dyes6

Blue Chain Boots

 

The next challenge now that we’re using true 32-bit textures is a red pair of boots becomes a completely different texture to a green pair of boots. Whereas in Daggerfall the same bitmap can be used both times by just changing indices as described above in the software blitting function. Between this and the inherent (but minor) performance impact of converting indexed bitmaps to Texture2D, we need some way of minimising CPU time and garbage creation. Caching to the rescue.

Daggerfall Tools for Unity (the underlying API suite) already uses texture caching for general world materials, but items have their own set of problems to solve. To this end, I created a new item helper class to serve up equipment icons and handle the caching based on properties unique to items.

Every time an equipment icon is requested, a unique 32-bit key is generated by packing that request’s variables into a bitfield. The packing looks like below.
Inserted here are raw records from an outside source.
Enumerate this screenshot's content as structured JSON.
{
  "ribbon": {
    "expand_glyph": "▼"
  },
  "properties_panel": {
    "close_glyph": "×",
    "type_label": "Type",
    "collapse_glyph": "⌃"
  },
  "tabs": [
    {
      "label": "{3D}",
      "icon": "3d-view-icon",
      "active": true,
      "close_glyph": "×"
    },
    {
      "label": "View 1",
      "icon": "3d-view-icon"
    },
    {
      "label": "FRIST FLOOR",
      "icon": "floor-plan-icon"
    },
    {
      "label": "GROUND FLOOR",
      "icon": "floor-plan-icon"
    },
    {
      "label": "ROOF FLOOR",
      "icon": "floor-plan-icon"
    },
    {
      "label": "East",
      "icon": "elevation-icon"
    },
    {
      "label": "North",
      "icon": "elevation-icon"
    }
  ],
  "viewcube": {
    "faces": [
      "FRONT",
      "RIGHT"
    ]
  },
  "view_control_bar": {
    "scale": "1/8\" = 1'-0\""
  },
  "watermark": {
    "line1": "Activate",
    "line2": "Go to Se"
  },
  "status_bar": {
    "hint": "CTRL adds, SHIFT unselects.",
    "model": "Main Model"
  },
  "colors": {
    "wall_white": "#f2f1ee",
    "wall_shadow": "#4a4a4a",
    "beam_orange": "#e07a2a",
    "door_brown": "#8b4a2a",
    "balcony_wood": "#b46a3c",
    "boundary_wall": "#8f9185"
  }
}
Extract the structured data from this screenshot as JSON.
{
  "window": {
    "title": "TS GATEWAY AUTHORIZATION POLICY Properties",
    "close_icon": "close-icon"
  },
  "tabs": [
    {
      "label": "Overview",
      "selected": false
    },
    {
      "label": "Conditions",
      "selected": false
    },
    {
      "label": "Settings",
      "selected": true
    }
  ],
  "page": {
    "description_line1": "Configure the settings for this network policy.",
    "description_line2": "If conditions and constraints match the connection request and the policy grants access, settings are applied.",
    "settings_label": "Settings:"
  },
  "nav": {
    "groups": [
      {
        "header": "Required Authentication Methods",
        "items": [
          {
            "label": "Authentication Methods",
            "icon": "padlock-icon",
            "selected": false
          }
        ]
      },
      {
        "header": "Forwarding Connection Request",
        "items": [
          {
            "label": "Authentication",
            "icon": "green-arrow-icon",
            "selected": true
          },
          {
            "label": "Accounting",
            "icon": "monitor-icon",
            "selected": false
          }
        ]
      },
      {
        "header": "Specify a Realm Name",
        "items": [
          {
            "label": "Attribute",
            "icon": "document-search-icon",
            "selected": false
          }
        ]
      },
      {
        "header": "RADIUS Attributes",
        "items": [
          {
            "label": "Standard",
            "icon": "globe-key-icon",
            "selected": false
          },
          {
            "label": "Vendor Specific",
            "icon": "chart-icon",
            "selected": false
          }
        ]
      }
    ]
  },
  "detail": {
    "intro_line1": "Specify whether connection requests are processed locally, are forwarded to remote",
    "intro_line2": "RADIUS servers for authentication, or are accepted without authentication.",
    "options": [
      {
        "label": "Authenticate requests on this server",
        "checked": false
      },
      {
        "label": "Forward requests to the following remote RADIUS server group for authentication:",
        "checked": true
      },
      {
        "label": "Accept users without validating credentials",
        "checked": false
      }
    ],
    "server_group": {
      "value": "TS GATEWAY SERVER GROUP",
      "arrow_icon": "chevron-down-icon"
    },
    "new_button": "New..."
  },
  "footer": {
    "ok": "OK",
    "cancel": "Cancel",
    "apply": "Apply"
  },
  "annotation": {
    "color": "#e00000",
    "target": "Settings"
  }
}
dye-key-bitfield

  • Colour enum index refers to the swap table in use. This value matches Daggerfall’s own colour enum stored within base item templates.
  • Variant index is an alternate image for this item.
  • Archive index is the texture file number (e.g. TEXTURE.245) containing the icon.
  • Record index is the icon index within the texture archive.
  • Mask bit is used to enable/disable a special mask used to overwrite pixels like hair around helmets. More on this in a later post.
  • There are a few reserved bits to grow the key system later.

It’s worth pointing out the end programmer doesn’t need to worry about how these values are packed. This all happens automatically under the hood when calling GetItemImage(). What matters is the API has a way of uniquely identifying any individual equipment icon based on its display properties.

When calling GetItemImage() the API will first check cache to see if this exact icon has already been converted from Daggerfall’s native file formats. If not, it is converted and stored in the cache for the next time its needed.

To wrap things up, here’s a new gfy showing a variety of dyed items in the inventory UI.

For regular micro-updates on Daggerfall Unity, I can be found on Twitter @gav_clayton.